U.K. manufacturing grew at the slowest pace in a year in July as a cooling in new orders and output ended the first half’s “stellar growth spurt,” Markit Economics said today.
A factory index slipped to 55.4 from a revised 57.2 in June, the London-based data provider said. Economists forecast a reading of 57.2 for July, from a previously reported 57.5 in June, according to the median estimate in a Bloomberg News survey. An index of orders declined to 57.8 from 60.6 and a separate gauge of output also fell. Italian manufacturing grew at its slowest pace in eight months, a separate report from Markit showed. For the euro area as a whole, factory growth was little changed from a previous estimate.
While the U.K. report suggests some loss of momentum, the gauge remains higher than the survey average of 51.5 and has showed expansion for 17 months. Other indicators suggest continuing strength, with a report from the Confederation of British Industry showing factory orders at the highest level since 1995.
“Although cooling in July, growth rates for production and new orders remain well above their long-run trends, supporting continued solid job creation,” said Rob Dobson, an economist at Markit in London. “The rate of growth remains historically very strong to help contribute to yet another robust expansion of the economy in the third quarter.”
The pound declined 0.3 percent after the report to $1.6833 at 10:28 a.m. London time.
Data last month showed gross domestic product rose above its previous 2008 peak in the second quarter. While the strength of the economy has prompted speculation about when the Bank of England will increase its benchmark interest rate from a record low, Deputy Governor Ben Broadbent told Bloomberg News this week that officials anticipate a slowdown toward the end of the year.
Markit’s U.K. index today is “a little disappointing, but it remains at historically high levels and still points to an acceleration in official manufacturing output growth,” said James Knightley, an economist at ING Bank NV in London. “It is possible that concerns over potential interest-rate rises are weighing a little.”
Factory payrolls increased at the weakest rate in nine months, even as companies created jobs for a 15th consecutive month, Markit’s report showed.

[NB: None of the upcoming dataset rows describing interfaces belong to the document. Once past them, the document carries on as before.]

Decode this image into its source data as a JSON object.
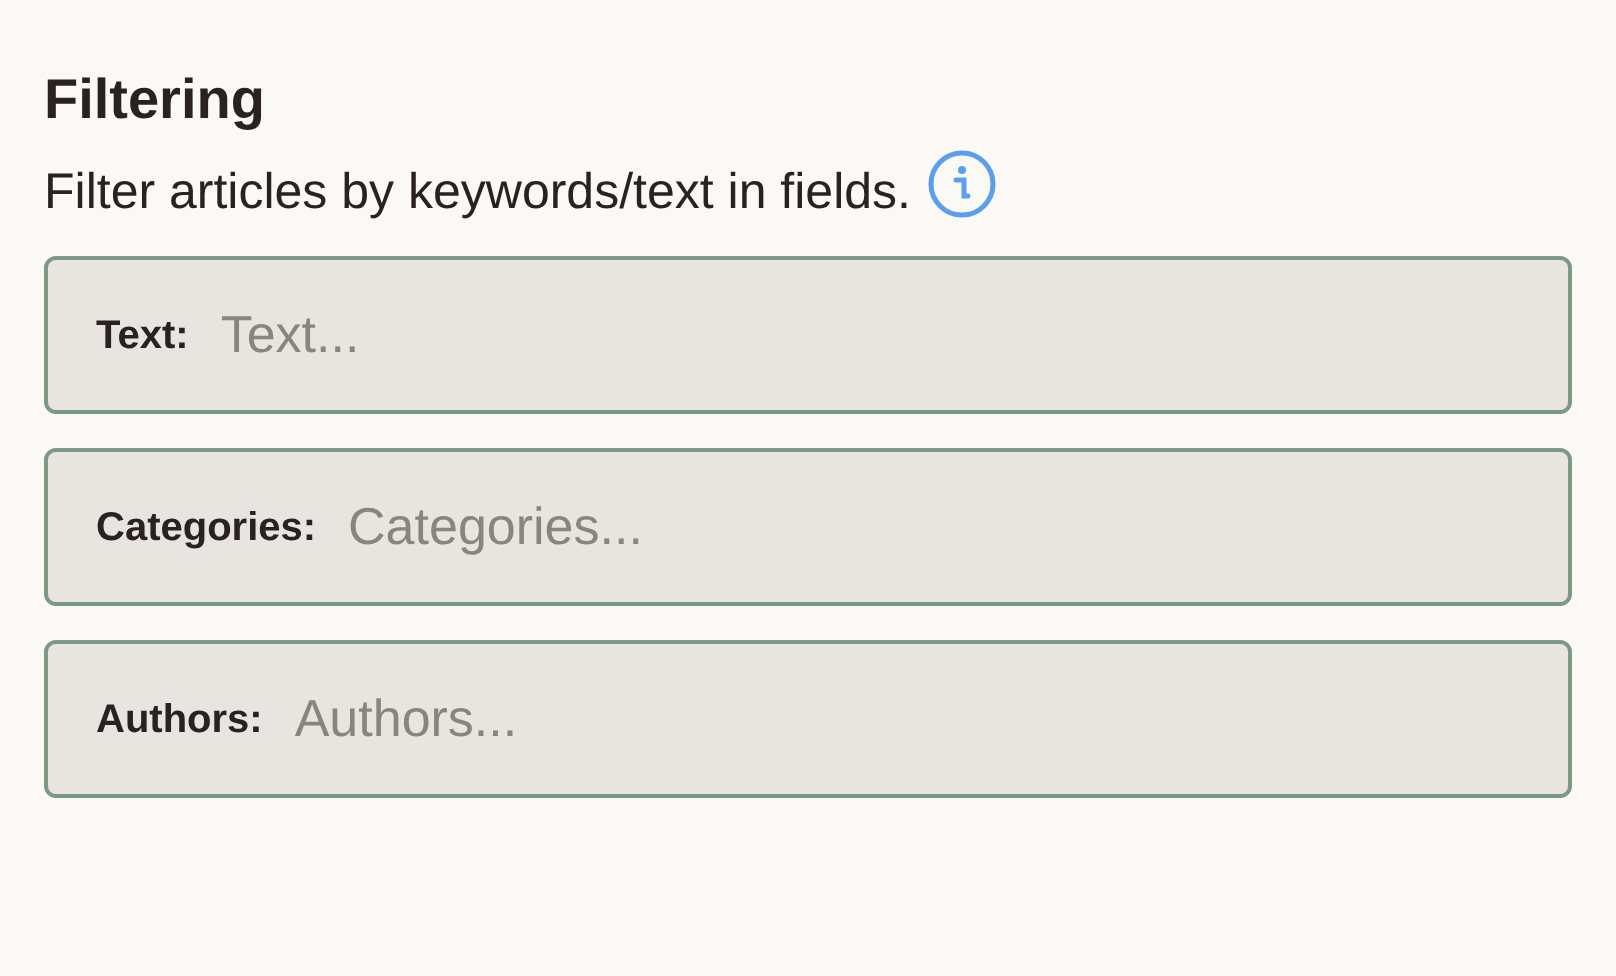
{
  "title": "Filtering",
  "description": "Filter articles by keywords/text in fields.",
  "fields": [
    {
      "label": "Text:",
      "placeholder": "Text..."
    },
    {
      "label": "Categories:",
      "placeholder": "Categories..."
    },
    {
      "label": "Authors:",
      "placeholder": "Authors..."
    }
  ]
}
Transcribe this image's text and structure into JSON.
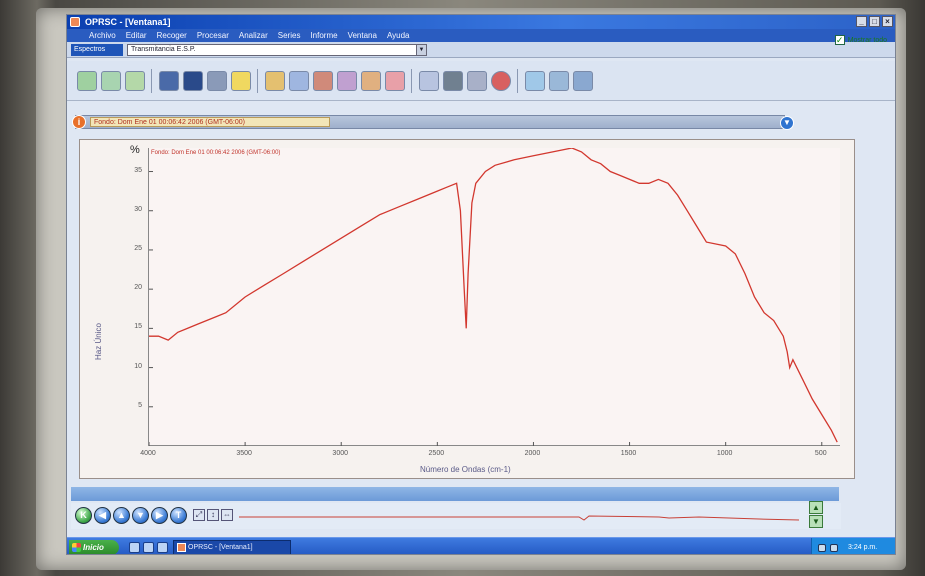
{
  "window": {
    "title": "OPRSC - [Ventana1]",
    "controls": [
      "_",
      "□",
      "×"
    ]
  },
  "menu": [
    "Archivo",
    "Editar",
    "Recoger",
    "Procesar",
    "Analizar",
    "Series",
    "Informe",
    "Ventana",
    "Ayuda"
  ],
  "selectbar": {
    "label": "Espectros",
    "value": "Transmitancia E.S.P.",
    "right_check_label": "Mostrar todo"
  },
  "info_bar": {
    "text": "Fondo: Dom Ene 01 00:06:42 2006 (GMT-06:00)"
  },
  "plot": {
    "title": "Fondo: Dom Ene 01 00:06:42 2006 (GMT-06:00)",
    "corner_label": "%",
    "colors": {
      "line": "#d2372e",
      "axis": "#555555"
    }
  },
  "chart_data": {
    "type": "line",
    "xlabel": "Número de Ondas (cm-1)",
    "ylabel": "Haz Único",
    "xlim": [
      4000,
      400
    ],
    "ylim": [
      0,
      38
    ],
    "xticks": [
      4000,
      3500,
      3000,
      2500,
      2000,
      1500,
      1000,
      500
    ],
    "yticks": [
      5,
      10,
      15,
      20,
      25,
      30,
      35
    ],
    "series": [
      {
        "x": [
          4000,
          3950,
          3900,
          3850,
          3800,
          3750,
          3700,
          3650,
          3600,
          3500,
          3400,
          3300,
          3200,
          3100,
          3000,
          2900,
          2800,
          2700,
          2600,
          2500,
          2450,
          2400,
          2380,
          2360,
          2350,
          2340,
          2320,
          2300,
          2250,
          2200,
          2100,
          2000,
          1900,
          1800,
          1750,
          1700,
          1650,
          1600,
          1550,
          1500,
          1450,
          1400,
          1350,
          1300,
          1250,
          1200,
          1150,
          1100,
          1000,
          950,
          900,
          850,
          800,
          750,
          700,
          680,
          667,
          650,
          600,
          550,
          500,
          450,
          420
        ],
        "y": [
          14,
          14,
          13.5,
          14.5,
          15,
          15.5,
          16,
          16.5,
          17,
          19,
          20.5,
          22,
          23.5,
          25,
          26.5,
          28,
          29.5,
          30.5,
          31.5,
          32.5,
          33,
          33.5,
          30,
          20,
          15,
          22,
          31,
          33.5,
          35,
          35.8,
          36.5,
          37,
          37.5,
          38,
          37.5,
          36.5,
          36,
          35,
          34.5,
          34,
          33.5,
          33.5,
          34,
          33.5,
          32,
          30,
          28,
          26,
          25.5,
          24.5,
          22,
          19,
          17,
          16,
          14,
          12,
          10,
          11,
          8.5,
          6,
          4,
          2,
          0.5
        ]
      }
    ]
  },
  "bottom": {
    "nav_buttons": [
      "K",
      "◀",
      "▲",
      "▼",
      "▶",
      "T"
    ]
  },
  "taskbar": {
    "start_label": "Inicio",
    "task_label": "OPRSC - [Ventana1]",
    "tray_time": "3:24 p.m."
  }
}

Output prices increased for a 13th month and input costs also continued to rise.
“Increased purchase prices were linked to higher costs for metals, plastics and timber,” Markit said. “There were also some reports of suppliers raising their prices. This was partly the result of bottlenecks at vendors.”
BOE officials are discussing new economic forecasts before their monthly policy decision on Aug. 7. While Governor Mark Carney has said the time to normalize rates is “edging closer,” he’s also said there’s room for more spare capacity to be eroded before tightening begins.
Investors are betting the benchmark rate, which has been at an all-time low of 0.5 percent for more than five years, will increase 25 basis points by February, according to futures contracts.
Markit’s euro-area factory report showed the index at 51.8 in July compared with a prior estimate of 51.9. The gauge for Italy, the bloc’s third-largest economy, fell to 51.9, the lowest since November, from 52.6 the previous month. In Spain, Markit’s survey showed growth slowing from a 50-month high. The growth index for France was revised higher, while the gauge for Germany, Europe’s largest economy, was revised lower.
The data may inform European Central Bank policy makers as they gather for their monthly decision on Aug. 7. Officials have indicated they may refrain from further action for now as they wait to see the effect of an unprecedented package of measures unveiled in June.
In China, manufacturing expanded in July at the fastest pace in more than two years, signaling a pickup in economic growth is strengthening amid government support policies. The Purchasing Managers’ Index was at 51.7, the National Bureau of Statistics and China Federation of Logistics and Purchasing said today in Beijing, exceeding the median 51.4 estimate in a Bloomberg News survey and up from 51.0 in June.